# Associativity of Group Direct Product

## Theorem

The group direct product $G \times \paren {H \times K}$ is (group) isomorphic to $\paren {G \times H} \times K$.

## Proof

Let $G, H, K$ be groups.

The mapping $\theta: G \times \paren {H \times K} \to \paren {G \times H} \times K$ defined as:

$\forall g \in G, h \in H, k \in K: \map \theta {\tuple {g, \tuple {h, k} } } = \tuple {\tuple {g, h}, k}$

is to be shown to be a group homomorphism, and that $\theta$ is bijective, as follows:

### Injective

Let $\map \theta {\tuple {g_1, \tuple {h_1, k_1} } } = \map \theta {\tuple {g_2, \tuple {h_2, k_2} } }$.

By the definition of $\theta$:

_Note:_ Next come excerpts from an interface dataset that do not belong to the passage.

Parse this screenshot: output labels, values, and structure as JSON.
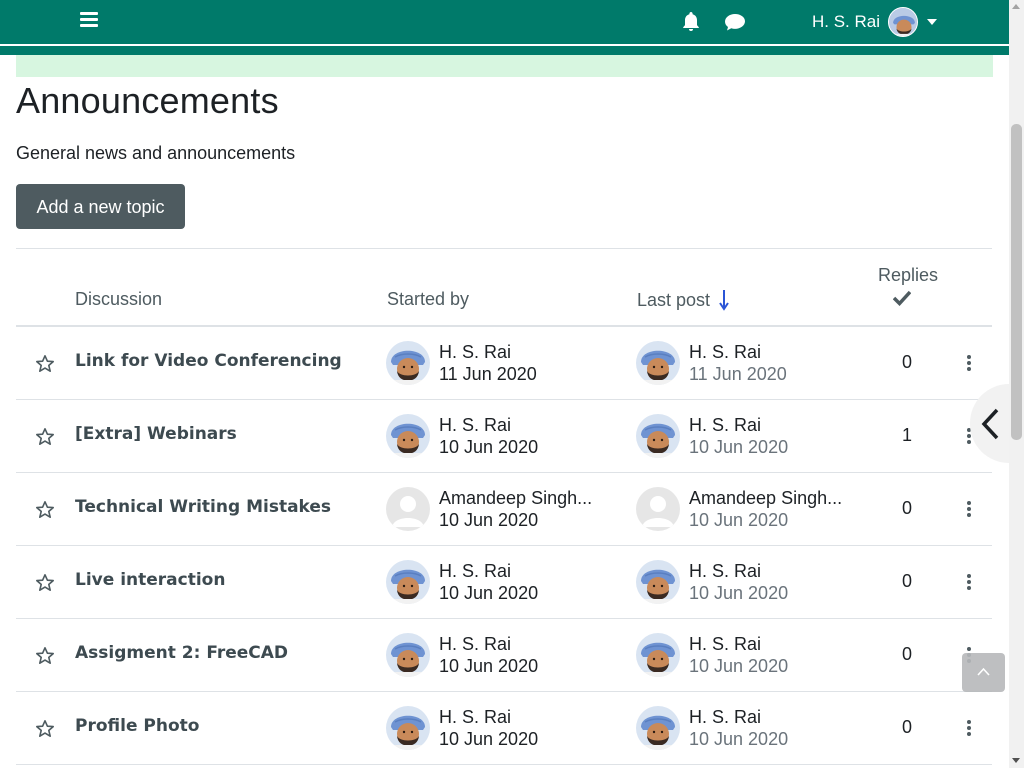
{
  "navbar": {
    "user_name": "H. S. Rai",
    "menu_icon": "hamburger-icon",
    "notifications_icon": "bell-icon",
    "messages_icon": "chat-bubble-icon",
    "brand_color": "#007a6a"
  },
  "page": {
    "title": "Announcements",
    "intro": "General news and announcements",
    "add_topic_label": "Add a new topic"
  },
  "table": {
    "headers": {
      "discussion": "Discussion",
      "started_by": "Started by",
      "last_post": "Last post",
      "replies": "Replies"
    },
    "rows": [
      {
        "topic": "Link for Video Conferencing",
        "started_name": "H. S. Rai",
        "started_date": "11 Jun 2020",
        "last_name": "H. S. Rai",
        "last_date": "11 Jun 2020",
        "replies": "0",
        "avatar": "user"
      },
      {
        "topic": "[Extra] Webinars",
        "started_name": "H. S. Rai",
        "started_date": "10 Jun 2020",
        "last_name": "H. S. Rai",
        "last_date": "10 Jun 2020",
        "replies": "1",
        "avatar": "user"
      },
      {
        "topic": "Technical Writing Mistakes",
        "started_name": "Amandeep Singh...",
        "started_date": "10 Jun 2020",
        "last_name": "Amandeep Singh...",
        "last_date": "10 Jun 2020",
        "replies": "0",
        "avatar": "default"
      },
      {
        "topic": "Live interaction",
        "started_name": "H. S. Rai",
        "started_date": "10 Jun 2020",
        "last_name": "H. S. Rai",
        "last_date": "10 Jun 2020",
        "replies": "0",
        "avatar": "user"
      },
      {
        "topic": "Assigment 2: FreeCAD",
        "started_name": "H. S. Rai",
        "started_date": "10 Jun 2020",
        "last_name": "H. S. Rai",
        "last_date": "10 Jun 2020",
        "replies": "0",
        "avatar": "user"
      },
      {
        "topic": "Profile Photo",
        "started_name": "H. S. Rai",
        "started_date": "10 Jun 2020",
        "last_name": "H. S. Rai",
        "last_date": "10 Jun 2020",
        "replies": "0",
        "avatar": "user"
      }
    ]
  }
}
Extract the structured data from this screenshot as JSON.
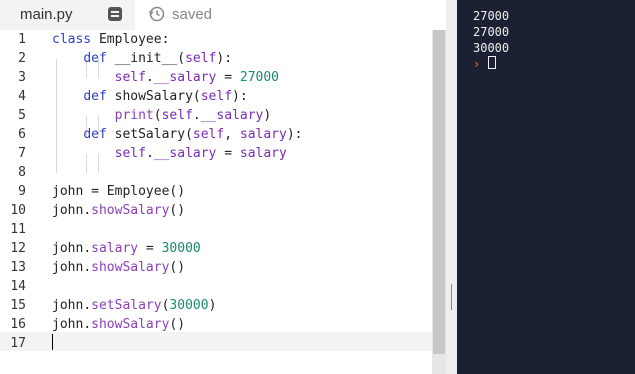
{
  "tab": {
    "filename": "main.py",
    "file_icon": "file-icon"
  },
  "status": {
    "text": "saved",
    "icon": "history-icon"
  },
  "editor": {
    "line_numbers": [
      "1",
      "2",
      "3",
      "4",
      "5",
      "6",
      "7",
      "8",
      "9",
      "10",
      "11",
      "12",
      "13",
      "14",
      "15",
      "16",
      "17"
    ],
    "lines": [
      "class Employee:",
      "    def __init__(self):",
      "        self.__salary = 27000",
      "    def showSalary(self):",
      "        print(self.__salary)",
      "    def setSalary(self, salary):",
      "        self.__salary = salary",
      "",
      "john = Employee()",
      "john.showSalary()",
      "",
      "john.salary = 30000",
      "john.showSalary()",
      "",
      "john.setSalary(30000)",
      "john.showSalary()",
      ""
    ]
  },
  "console": {
    "output": [
      "27000",
      "27000",
      "30000"
    ],
    "prompt": "›"
  },
  "colors": {
    "keyword": "#2d3fc8",
    "param": "#7b2bb6",
    "number": "#1a8a6a",
    "console_bg": "#1b2132",
    "prompt": "#ff6a2a"
  }
}
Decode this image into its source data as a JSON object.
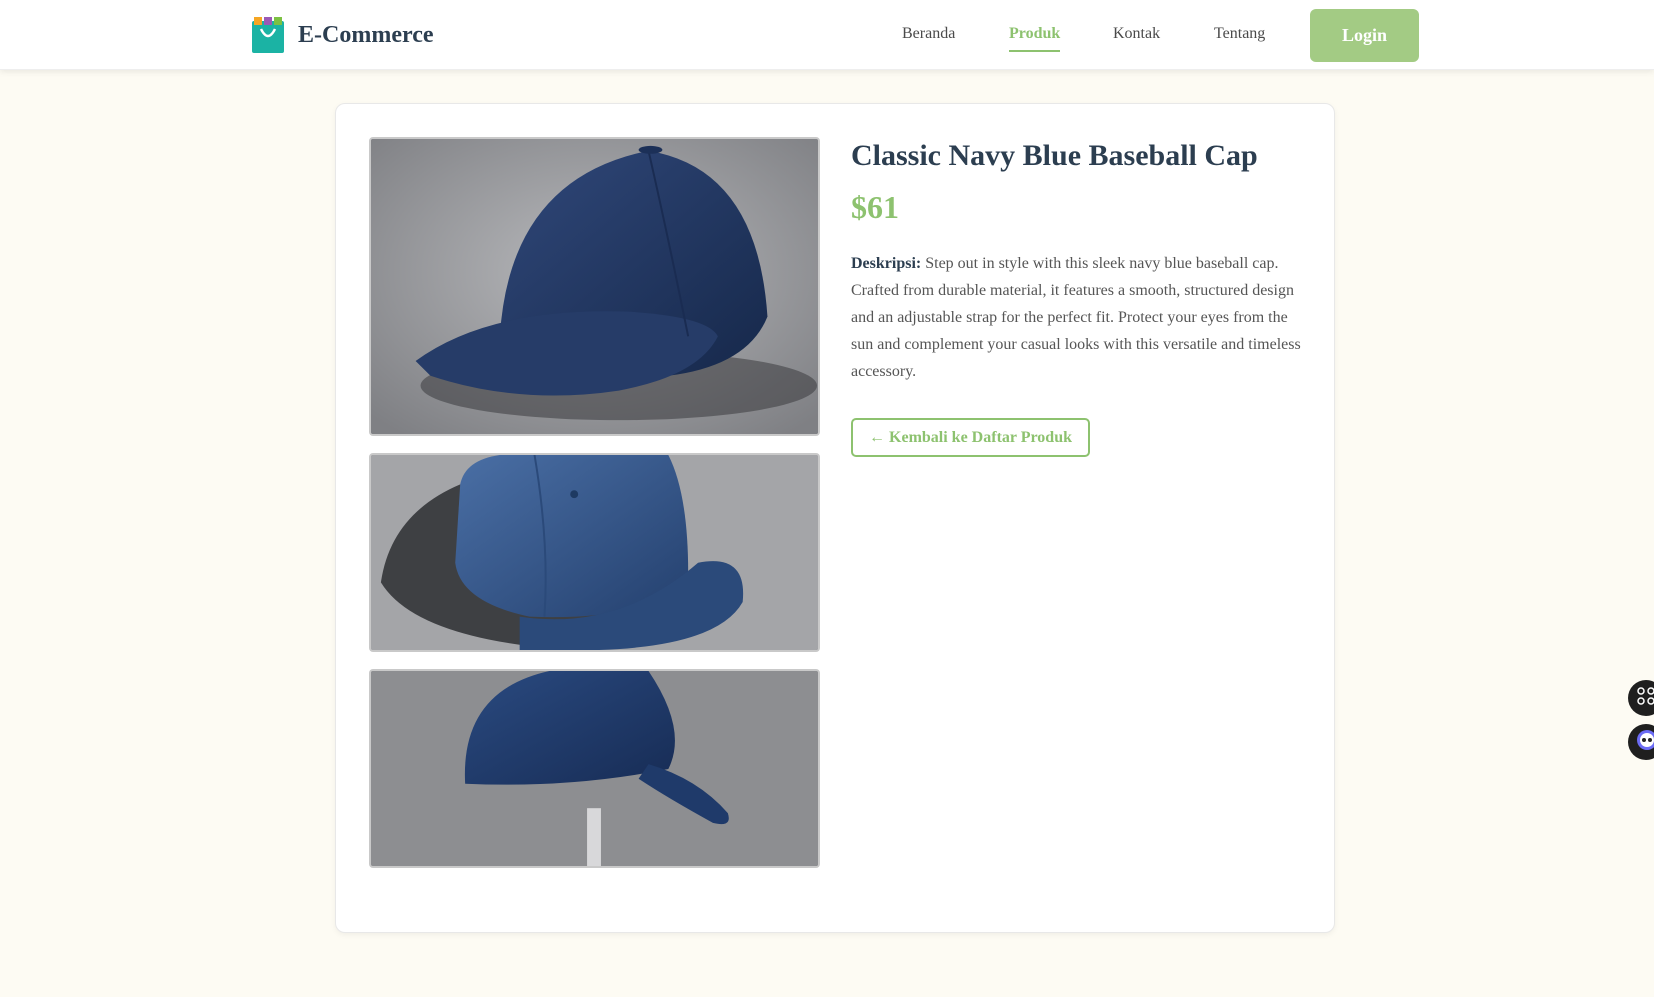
{
  "header": {
    "brand_name": "E-Commerce",
    "nav": [
      {
        "label": "Beranda"
      },
      {
        "label": "Produk",
        "active": true
      },
      {
        "label": "Kontak"
      },
      {
        "label": "Tentang"
      }
    ],
    "login_label": "Login"
  },
  "product": {
    "title": "Classic Navy Blue Baseball Cap",
    "price": "$61",
    "description_label": "Deskripsi:",
    "description": "Step out in style with this sleek navy blue baseball cap. Crafted from durable material, it features a smooth, structured design and an adjustable strap for the perfect fit. Protect your eyes from the sun and complement your casual looks with this versatile and timeless accessory.",
    "back_label": "← Kembali ke Daftar Produk",
    "images": [
      "cap-photo-front",
      "cap-photo-side",
      "cap-photo-angle"
    ]
  },
  "widgets": [
    "grid-icon",
    "assistant-icon"
  ],
  "colors": {
    "accent": "#8dc26f",
    "login_bg": "#a3cb84",
    "page_bg": "#fdfbf3",
    "title": "#2c3e50",
    "cap_navy": "#1f3560"
  }
}
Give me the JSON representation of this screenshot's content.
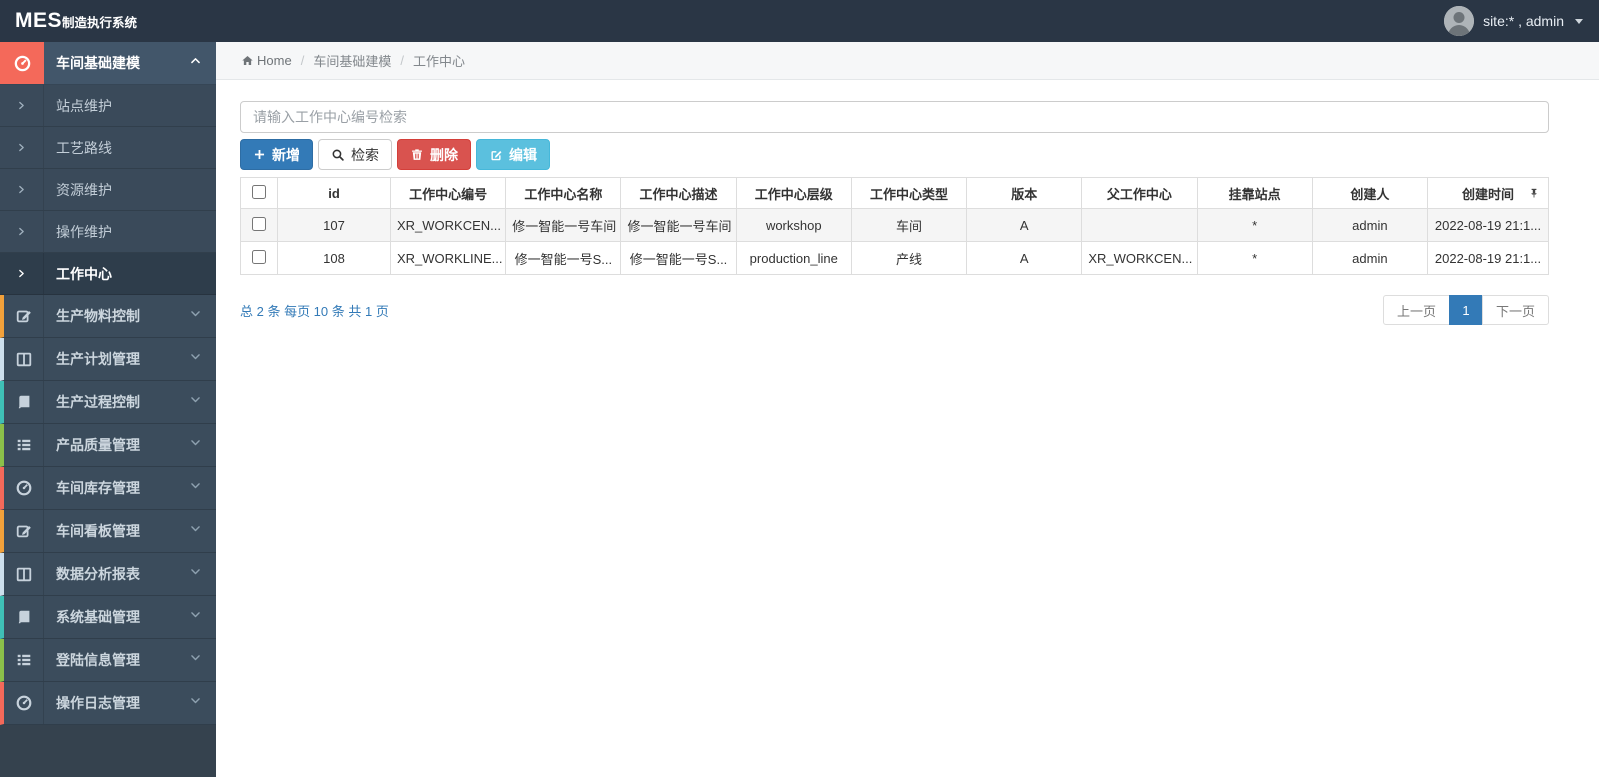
{
  "colors": {
    "topbar_bg": "#2a3645",
    "sidebar_bg": "#3b4c5c",
    "accent_red": "#f4695a",
    "primary_blue": "#337ab7",
    "danger_red": "#d9534f",
    "info_blue": "#5bc0de",
    "link_blue": "#337ab7"
  },
  "topbar": {
    "logo_mes": "MES",
    "logo_suffix": "制造执行系统",
    "user": "site:* , admin"
  },
  "breadcrumb": {
    "home": "Home",
    "sep": "/",
    "items": [
      "车间基础建模",
      "工作中心"
    ]
  },
  "sidebar": {
    "parent": {
      "label": "车间基础建模",
      "icon": "dashboard-icon",
      "state": "expanded",
      "accent": "#f4695a"
    },
    "submenu": [
      {
        "label": "站点维护",
        "active": false
      },
      {
        "label": "工艺路线",
        "active": false
      },
      {
        "label": "资源维护",
        "active": false
      },
      {
        "label": "操作维护",
        "active": false
      },
      {
        "label": "工作中心",
        "active": true
      }
    ],
    "items": [
      {
        "label": "生产物料控制",
        "icon": "pencil-icon",
        "strip": "#f2a13b"
      },
      {
        "label": "生产计划管理",
        "icon": "columns-icon",
        "strip": "#cddfec"
      },
      {
        "label": "生产过程控制",
        "icon": "book-icon",
        "strip": "#3fc0b6"
      },
      {
        "label": "产品质量管理",
        "icon": "list-icon",
        "strip": "#8bc04a"
      },
      {
        "label": "车间库存管理",
        "icon": "dashboard-icon",
        "strip": "#f4695a"
      },
      {
        "label": "车间看板管理",
        "icon": "pencil-icon",
        "strip": "#f2a13b"
      },
      {
        "label": "数据分析报表",
        "icon": "columns-icon",
        "strip": "#cddfec"
      },
      {
        "label": "系统基础管理",
        "icon": "book-icon",
        "strip": "#3fc0b6"
      },
      {
        "label": "登陆信息管理",
        "icon": "list-icon",
        "strip": "#8bc04a"
      },
      {
        "label": "操作日志管理",
        "icon": "dashboard-icon",
        "strip": "#f4695a"
      }
    ]
  },
  "search": {
    "placeholder": "请输入工作中心编号检索",
    "value": ""
  },
  "toolbar": {
    "add_label": "新增",
    "search_label": "检索",
    "delete_label": "删除",
    "edit_label": "编辑"
  },
  "table": {
    "columns": [
      "id",
      "工作中心编号",
      "工作中心名称",
      "工作中心描述",
      "工作中心层级",
      "工作中心类型",
      "版本",
      "父工作中心",
      "挂靠站点",
      "创建人",
      "创建时间"
    ],
    "rows": [
      {
        "cells": [
          "107",
          "XR_WORKCEN...",
          "修一智能一号车间",
          "修一智能一号车间",
          "workshop",
          "车间",
          "A",
          "",
          "*",
          "admin",
          "2022-08-19 21:1..."
        ]
      },
      {
        "cells": [
          "108",
          "XR_WORKLINE...",
          "修一智能一号S...",
          "修一智能一号S...",
          "production_line",
          "产线",
          "A",
          "XR_WORKCEN...",
          "*",
          "admin",
          "2022-08-19 21:1..."
        ]
      }
    ]
  },
  "pagination": {
    "summary": "总 2 条 每页 10 条 共 1 页",
    "prev": "上一页",
    "page": "1",
    "next": "下一页"
  }
}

$\tuple {\tuple {g_1, h_1}, k_1} = \tuple {\tuple {g_2, h_2}, k_2}$
$\tuple {g_1, h_1} = \tuple {g_2, h_2}$
$k_1 = k_2$

and consequently:

$g_1 = g_2, h_1 = h_2$

Thus:

$\tuple {g_1, \tuple {h_1, k_1} } = \tuple {g_2, \tuple {h_2, k_2} }$

and so $\theta$ is seen to be injective.

### Surjective

If $\tuple {\tuple {g, h}, k} \in \paren {G \times H} \times K$, then $g \in G, h \in H, k \in K$.

Thus:

$\tuple {g, \tuple {h, k} } = \in G \times \paren {H \times K}$

and:

$\map \theta {\tuple {g, \tuple {h, k} } } = \tuple {\tuple {g, h}, k}$

and so $\theta$ is seen to be surjective.

### Group Homomorphism

Now let $\tuple {g_1, \tuple {h_1, k_1} }, \tuple {g_2, \tuple {h_2, k_2} } \in G \times \tuple {H \times K}$.

Then:

 $\displaystyle \map \theta {\tuple {g_1, \tuple {h_1, k_1} } \tuple {g_2, \tuple {h_2, k_2} } }$ $=$ $\displaystyle \map \theta {\tuple {g_1 g_2, \tuple {h_1, k_1} \tuple {h_2, k_2} } }$ $\displaystyle$ $=$ $\displaystyle \map \theta {\tuple {g_1 g_2, \tuple {h_1 h_2, k_1 k_2} } }$ $\displaystyle$ $=$ $\displaystyle \tuple {\tuple {g_1 g_2, h_1 h_2}, k_1 k_2}$ $\displaystyle$ $=$ $\displaystyle \tuple {\tuple {g_1, h_1} \tuple {g_2, h_2}, k_1 k_2}$ $\displaystyle$ $=$ $\displaystyle \tuple {\tuple {g_1, h_1}, k_1} \tuple {\tuple {g_2, h_2}, k_2}$ $\displaystyle$ $=$ $\displaystyle \map \theta {\tuple {g_1, \tuple {h_1, k_1} } } \map \theta {\tuple {g_2, \tuple {h_2, k_2} } }$

showing that $\theta$ is a (group) homomorphism.

The result follows.

$\blacksquare$